Besides a number of technical economic points, the main objection to this policy revolves around the question: but what work will people be given? Most proponents of the policy recommend a decentralised system, in which local governments, charities, and so on could put in bids to use the workers in the buffer stock as they required. Naturally buffer-stock employees couldn’t be put into essential roles, since the whole point is for them to move out of the buffer stock if the private labour market picks up. But many remain sceptical that there would be enough useful work. Here is a deeper philosophical point.
I began by noting that only a small subset of the population is required to produce what we need. I meant material needs: food, shelter, and medicine. But, I hope, lockdown has shown us that we need each other for much more than that. As my favourite philosopher Spinoza put it, there is nothing more useful to a person than another person. We need each other for company, for care, for entertainment, to build beautiful things and discuss challenging ideas, to tell jokes, share interests, and help us realise that we aren’t alone. The great tragedy of sustained unemployment is the feeling of receiving what economists call a “market signal”, that you aren’t needed by anyone. This signal is entirely false. It is the product of an outdated economic system that we haven’t yet found the inspiration to reform. I refuse to believe that millions of people aren’t needed at all. Each of us is desperately needed, and we all deserve to know this. Somehow, we must build an economic system that allows everyone to know it.
A state-funded job guarantee would require us to build institutions for determining what each person can best contribute and turning this into a paid role. It would set a standard for private employers to follow, of making work cut out for us, rather than making us cut out for work.

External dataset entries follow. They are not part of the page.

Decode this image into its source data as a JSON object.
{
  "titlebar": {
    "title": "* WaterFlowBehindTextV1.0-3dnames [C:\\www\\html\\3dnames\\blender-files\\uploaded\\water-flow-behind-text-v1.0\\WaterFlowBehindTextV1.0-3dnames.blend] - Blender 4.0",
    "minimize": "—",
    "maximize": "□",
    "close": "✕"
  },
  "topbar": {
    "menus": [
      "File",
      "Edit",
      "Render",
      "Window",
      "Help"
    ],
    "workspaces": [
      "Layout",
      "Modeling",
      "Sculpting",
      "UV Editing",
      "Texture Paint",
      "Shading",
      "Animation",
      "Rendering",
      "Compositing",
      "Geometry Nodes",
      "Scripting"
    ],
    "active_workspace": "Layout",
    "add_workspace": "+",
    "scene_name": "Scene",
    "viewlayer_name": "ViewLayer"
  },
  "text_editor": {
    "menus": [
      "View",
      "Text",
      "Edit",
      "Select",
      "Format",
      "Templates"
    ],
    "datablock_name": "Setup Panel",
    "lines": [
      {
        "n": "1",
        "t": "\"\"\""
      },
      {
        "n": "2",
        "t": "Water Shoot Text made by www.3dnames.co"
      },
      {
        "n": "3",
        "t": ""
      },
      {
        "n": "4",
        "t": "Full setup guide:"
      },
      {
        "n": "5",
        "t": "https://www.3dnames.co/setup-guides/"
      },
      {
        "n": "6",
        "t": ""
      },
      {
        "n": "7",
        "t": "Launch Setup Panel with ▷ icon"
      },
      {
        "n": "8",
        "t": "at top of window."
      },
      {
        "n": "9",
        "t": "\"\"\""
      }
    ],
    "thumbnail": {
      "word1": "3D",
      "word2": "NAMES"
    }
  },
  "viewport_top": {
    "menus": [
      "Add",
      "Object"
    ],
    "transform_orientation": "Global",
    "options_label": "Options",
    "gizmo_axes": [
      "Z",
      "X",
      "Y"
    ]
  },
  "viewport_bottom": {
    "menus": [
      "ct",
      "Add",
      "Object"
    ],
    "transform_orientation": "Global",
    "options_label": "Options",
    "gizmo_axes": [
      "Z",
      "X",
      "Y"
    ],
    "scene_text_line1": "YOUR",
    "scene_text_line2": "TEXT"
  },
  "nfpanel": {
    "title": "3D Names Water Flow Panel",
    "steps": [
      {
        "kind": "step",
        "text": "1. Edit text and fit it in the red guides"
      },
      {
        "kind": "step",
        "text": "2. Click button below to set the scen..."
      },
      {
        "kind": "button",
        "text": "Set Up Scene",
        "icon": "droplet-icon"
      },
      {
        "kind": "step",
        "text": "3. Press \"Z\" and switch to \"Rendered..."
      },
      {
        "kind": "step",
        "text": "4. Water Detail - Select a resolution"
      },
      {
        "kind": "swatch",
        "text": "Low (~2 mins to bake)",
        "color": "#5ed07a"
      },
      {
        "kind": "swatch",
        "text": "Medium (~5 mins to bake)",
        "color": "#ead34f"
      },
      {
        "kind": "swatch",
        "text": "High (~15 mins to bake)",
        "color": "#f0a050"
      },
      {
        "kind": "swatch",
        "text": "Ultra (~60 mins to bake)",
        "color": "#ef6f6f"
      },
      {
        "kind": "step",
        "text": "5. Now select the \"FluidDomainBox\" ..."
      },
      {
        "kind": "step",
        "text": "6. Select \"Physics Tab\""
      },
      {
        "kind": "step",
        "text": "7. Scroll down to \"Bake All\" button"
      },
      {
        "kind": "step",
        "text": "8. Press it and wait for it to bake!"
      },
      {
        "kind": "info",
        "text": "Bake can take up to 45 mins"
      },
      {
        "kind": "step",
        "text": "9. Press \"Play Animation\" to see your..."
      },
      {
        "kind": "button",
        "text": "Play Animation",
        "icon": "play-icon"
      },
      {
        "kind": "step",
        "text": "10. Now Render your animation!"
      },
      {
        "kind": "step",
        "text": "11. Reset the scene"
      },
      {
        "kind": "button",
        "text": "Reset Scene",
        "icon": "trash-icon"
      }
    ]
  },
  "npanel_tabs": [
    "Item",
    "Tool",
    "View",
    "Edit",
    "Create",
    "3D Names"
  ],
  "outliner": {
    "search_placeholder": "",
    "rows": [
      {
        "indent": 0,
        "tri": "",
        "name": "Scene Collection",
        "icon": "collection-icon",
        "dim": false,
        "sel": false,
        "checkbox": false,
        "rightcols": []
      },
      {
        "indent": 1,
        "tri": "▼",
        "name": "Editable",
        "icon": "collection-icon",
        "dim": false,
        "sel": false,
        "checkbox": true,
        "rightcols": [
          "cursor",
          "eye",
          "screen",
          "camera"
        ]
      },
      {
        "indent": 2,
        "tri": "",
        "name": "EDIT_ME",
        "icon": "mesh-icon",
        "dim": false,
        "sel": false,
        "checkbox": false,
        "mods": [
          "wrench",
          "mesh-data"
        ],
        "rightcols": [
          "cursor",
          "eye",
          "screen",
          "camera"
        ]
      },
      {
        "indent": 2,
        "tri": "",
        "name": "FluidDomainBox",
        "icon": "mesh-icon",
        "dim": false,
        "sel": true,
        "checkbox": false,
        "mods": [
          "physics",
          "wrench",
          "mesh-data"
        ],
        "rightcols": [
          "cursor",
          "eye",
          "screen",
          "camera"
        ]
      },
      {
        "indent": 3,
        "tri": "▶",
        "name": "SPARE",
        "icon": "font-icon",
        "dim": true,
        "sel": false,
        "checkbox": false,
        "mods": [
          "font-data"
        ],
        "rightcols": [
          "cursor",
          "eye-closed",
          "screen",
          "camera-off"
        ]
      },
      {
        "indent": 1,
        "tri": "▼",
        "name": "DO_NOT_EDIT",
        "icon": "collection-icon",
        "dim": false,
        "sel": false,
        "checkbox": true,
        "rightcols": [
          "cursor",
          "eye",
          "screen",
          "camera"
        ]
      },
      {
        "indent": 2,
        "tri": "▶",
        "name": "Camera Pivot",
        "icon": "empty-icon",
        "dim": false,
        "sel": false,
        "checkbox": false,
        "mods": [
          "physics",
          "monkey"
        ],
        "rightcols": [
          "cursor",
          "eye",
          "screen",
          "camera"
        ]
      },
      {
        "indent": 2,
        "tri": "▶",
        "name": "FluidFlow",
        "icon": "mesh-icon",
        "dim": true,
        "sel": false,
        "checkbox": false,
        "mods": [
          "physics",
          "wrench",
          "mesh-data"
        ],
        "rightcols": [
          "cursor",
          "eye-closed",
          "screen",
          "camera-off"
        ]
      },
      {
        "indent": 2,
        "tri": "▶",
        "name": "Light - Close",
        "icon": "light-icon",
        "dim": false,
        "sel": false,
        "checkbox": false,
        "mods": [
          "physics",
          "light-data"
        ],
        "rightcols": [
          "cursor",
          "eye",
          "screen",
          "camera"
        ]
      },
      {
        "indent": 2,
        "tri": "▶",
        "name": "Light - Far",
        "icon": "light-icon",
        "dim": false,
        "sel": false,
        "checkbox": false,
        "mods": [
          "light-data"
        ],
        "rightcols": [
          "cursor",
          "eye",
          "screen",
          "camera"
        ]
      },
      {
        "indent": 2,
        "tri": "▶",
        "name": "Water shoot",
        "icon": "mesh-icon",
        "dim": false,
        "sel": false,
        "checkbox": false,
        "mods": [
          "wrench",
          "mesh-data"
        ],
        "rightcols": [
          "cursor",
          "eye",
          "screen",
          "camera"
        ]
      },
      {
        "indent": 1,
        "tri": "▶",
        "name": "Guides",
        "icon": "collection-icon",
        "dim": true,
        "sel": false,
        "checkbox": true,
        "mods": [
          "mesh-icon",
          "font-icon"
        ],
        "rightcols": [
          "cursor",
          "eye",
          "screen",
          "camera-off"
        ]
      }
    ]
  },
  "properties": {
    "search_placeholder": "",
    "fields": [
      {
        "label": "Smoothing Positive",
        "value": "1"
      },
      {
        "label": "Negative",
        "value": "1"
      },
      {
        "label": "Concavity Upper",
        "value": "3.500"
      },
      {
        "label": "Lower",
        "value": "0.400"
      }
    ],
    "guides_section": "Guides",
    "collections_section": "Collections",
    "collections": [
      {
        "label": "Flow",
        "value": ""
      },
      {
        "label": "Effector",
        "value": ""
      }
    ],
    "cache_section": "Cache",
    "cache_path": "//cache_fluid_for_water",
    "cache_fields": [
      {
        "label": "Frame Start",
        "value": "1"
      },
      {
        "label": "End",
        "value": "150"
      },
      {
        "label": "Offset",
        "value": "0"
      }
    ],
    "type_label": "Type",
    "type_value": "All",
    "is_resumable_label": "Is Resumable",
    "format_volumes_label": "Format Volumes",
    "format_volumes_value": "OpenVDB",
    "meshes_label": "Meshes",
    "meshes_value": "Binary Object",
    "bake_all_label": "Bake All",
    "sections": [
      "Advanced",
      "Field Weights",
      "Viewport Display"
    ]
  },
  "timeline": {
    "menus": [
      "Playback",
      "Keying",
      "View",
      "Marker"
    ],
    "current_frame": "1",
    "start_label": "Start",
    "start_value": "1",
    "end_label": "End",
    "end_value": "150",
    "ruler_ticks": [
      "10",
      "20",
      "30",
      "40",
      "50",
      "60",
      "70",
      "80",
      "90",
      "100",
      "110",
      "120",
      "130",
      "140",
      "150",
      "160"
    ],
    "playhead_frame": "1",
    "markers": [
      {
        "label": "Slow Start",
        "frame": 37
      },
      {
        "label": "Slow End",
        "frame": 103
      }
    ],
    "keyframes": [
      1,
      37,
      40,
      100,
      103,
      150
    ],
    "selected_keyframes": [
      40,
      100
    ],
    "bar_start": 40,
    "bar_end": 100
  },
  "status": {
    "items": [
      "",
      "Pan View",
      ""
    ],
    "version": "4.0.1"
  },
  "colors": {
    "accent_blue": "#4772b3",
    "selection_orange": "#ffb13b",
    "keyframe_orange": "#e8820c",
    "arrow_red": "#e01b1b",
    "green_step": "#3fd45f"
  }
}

That isn’t a defect of the scheme; it’s the best thing about it. It would force us to ground the economy on the fundamental truth that each of us is needed.